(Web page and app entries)
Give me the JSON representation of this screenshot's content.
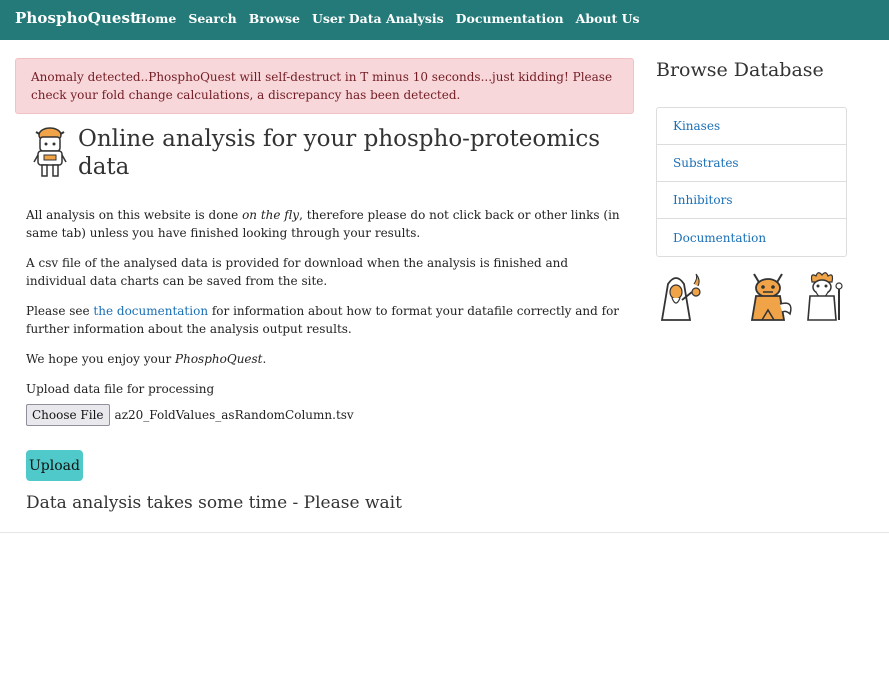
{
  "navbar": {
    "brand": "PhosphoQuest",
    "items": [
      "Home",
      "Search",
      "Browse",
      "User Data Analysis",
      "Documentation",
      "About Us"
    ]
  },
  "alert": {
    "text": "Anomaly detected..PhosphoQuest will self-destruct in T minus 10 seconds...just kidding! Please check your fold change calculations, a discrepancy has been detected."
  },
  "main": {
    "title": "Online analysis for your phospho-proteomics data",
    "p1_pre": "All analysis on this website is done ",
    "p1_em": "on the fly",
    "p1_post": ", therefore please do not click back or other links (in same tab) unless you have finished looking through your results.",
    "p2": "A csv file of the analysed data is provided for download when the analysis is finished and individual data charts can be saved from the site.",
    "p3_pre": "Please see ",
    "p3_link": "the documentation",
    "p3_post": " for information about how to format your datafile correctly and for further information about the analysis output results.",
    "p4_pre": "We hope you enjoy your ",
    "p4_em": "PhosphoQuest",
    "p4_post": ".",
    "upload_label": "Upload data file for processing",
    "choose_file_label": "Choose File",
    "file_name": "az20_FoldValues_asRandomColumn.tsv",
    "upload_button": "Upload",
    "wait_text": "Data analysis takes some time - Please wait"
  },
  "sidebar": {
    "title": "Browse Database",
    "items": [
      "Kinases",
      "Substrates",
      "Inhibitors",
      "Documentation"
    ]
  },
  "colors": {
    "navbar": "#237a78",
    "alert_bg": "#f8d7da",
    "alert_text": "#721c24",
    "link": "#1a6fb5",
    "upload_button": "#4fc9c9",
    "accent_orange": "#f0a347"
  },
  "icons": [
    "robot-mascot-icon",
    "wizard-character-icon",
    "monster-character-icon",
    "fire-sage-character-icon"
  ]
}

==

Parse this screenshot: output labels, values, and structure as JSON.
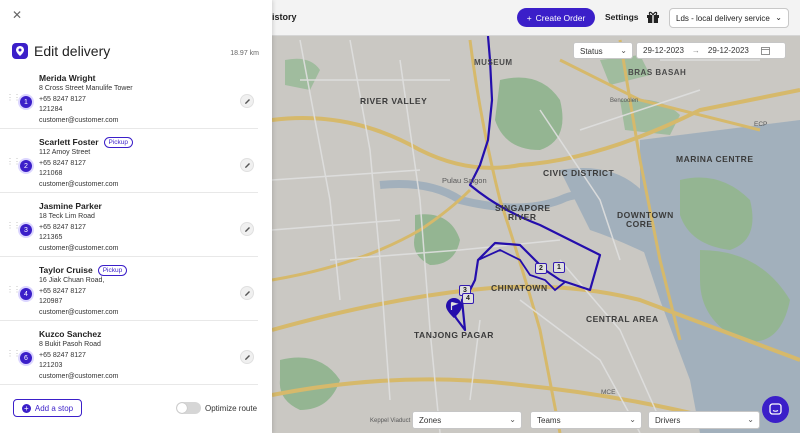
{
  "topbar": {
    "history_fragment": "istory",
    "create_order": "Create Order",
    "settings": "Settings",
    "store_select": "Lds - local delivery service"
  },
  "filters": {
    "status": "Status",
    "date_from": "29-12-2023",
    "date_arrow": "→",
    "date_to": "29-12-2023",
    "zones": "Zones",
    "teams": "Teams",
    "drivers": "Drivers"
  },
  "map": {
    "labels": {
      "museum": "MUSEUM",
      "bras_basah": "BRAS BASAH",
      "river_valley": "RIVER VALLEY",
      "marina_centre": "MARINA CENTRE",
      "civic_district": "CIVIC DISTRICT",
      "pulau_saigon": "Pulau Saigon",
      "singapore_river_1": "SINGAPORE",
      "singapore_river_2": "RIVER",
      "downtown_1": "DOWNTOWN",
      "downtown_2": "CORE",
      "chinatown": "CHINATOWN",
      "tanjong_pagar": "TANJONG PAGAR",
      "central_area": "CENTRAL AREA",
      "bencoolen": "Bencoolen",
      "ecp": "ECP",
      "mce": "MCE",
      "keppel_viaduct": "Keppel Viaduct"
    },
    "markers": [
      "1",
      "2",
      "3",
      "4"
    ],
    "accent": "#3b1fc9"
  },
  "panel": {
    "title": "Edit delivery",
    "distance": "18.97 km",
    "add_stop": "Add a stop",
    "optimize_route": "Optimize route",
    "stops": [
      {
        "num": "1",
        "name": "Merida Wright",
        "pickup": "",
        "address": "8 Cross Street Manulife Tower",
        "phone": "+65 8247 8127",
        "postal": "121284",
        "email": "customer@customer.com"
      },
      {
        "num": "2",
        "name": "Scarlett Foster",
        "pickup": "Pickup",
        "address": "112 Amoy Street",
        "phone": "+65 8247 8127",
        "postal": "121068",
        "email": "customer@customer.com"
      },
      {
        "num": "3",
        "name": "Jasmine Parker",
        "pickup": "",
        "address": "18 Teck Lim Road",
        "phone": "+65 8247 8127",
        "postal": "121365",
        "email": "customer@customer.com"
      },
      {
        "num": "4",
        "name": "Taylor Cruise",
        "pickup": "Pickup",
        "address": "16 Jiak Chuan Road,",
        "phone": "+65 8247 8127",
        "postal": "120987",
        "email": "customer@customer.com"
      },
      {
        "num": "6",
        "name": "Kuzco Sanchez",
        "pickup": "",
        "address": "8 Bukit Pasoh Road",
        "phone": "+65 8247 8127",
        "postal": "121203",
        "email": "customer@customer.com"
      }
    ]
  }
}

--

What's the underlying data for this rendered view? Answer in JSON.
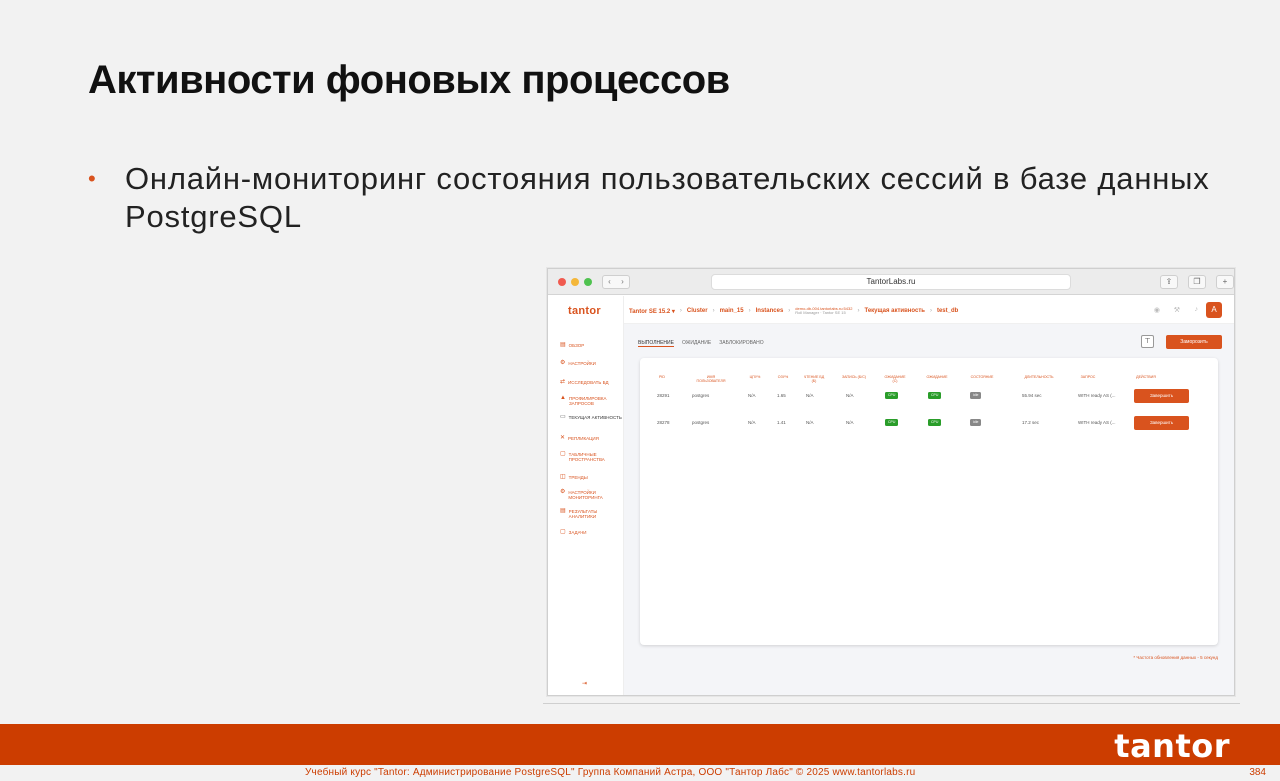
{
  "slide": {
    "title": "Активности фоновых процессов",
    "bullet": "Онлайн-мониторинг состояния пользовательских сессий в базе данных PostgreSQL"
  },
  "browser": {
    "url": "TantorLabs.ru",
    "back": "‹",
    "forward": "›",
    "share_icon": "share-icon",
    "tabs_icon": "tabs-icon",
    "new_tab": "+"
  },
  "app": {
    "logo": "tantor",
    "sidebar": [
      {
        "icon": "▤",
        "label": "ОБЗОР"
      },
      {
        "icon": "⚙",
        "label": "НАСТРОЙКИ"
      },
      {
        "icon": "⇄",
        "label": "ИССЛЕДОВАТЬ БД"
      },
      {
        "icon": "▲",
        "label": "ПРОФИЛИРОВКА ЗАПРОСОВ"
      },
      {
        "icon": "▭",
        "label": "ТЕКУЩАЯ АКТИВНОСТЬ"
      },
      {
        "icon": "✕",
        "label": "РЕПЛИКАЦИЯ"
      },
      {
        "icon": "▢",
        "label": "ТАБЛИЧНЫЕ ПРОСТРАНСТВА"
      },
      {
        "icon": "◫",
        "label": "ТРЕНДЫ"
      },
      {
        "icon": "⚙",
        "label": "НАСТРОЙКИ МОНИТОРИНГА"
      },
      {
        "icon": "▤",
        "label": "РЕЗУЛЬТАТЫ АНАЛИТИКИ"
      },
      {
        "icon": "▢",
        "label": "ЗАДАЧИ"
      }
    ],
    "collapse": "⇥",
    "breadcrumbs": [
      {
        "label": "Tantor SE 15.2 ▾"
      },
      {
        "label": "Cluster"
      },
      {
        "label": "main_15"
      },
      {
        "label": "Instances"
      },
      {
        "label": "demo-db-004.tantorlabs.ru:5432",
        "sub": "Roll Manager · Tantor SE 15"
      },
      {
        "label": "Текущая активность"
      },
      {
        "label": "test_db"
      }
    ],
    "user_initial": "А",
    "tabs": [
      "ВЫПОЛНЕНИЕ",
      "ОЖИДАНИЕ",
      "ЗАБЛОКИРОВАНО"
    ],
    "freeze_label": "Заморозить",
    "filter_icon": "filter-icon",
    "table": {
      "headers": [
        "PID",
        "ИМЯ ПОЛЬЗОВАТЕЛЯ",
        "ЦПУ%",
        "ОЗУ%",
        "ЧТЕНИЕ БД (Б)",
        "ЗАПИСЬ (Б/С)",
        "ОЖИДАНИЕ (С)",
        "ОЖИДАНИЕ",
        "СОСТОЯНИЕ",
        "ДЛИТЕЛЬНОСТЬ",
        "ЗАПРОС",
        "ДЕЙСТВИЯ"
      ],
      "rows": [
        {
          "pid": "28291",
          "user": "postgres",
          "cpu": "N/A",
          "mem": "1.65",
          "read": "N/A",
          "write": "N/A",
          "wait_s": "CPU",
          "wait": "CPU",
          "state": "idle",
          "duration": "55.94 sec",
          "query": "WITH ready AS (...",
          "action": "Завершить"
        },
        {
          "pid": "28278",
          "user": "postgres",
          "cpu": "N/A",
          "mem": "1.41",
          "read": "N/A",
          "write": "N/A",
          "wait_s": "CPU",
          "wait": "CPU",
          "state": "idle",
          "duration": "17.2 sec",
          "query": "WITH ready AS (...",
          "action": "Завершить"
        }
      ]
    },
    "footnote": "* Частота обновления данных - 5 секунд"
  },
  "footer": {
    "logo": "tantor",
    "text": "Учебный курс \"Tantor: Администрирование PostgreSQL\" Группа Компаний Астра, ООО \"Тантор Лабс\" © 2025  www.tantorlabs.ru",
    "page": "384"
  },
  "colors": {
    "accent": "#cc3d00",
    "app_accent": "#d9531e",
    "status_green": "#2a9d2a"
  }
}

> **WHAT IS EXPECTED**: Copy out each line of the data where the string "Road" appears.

> **SOLUTION**:
        "address": "18 Teck Lim Road",
        "address": "16 Jiak Chuan Road,",
        "address": "8 Bukit Pasoh Road",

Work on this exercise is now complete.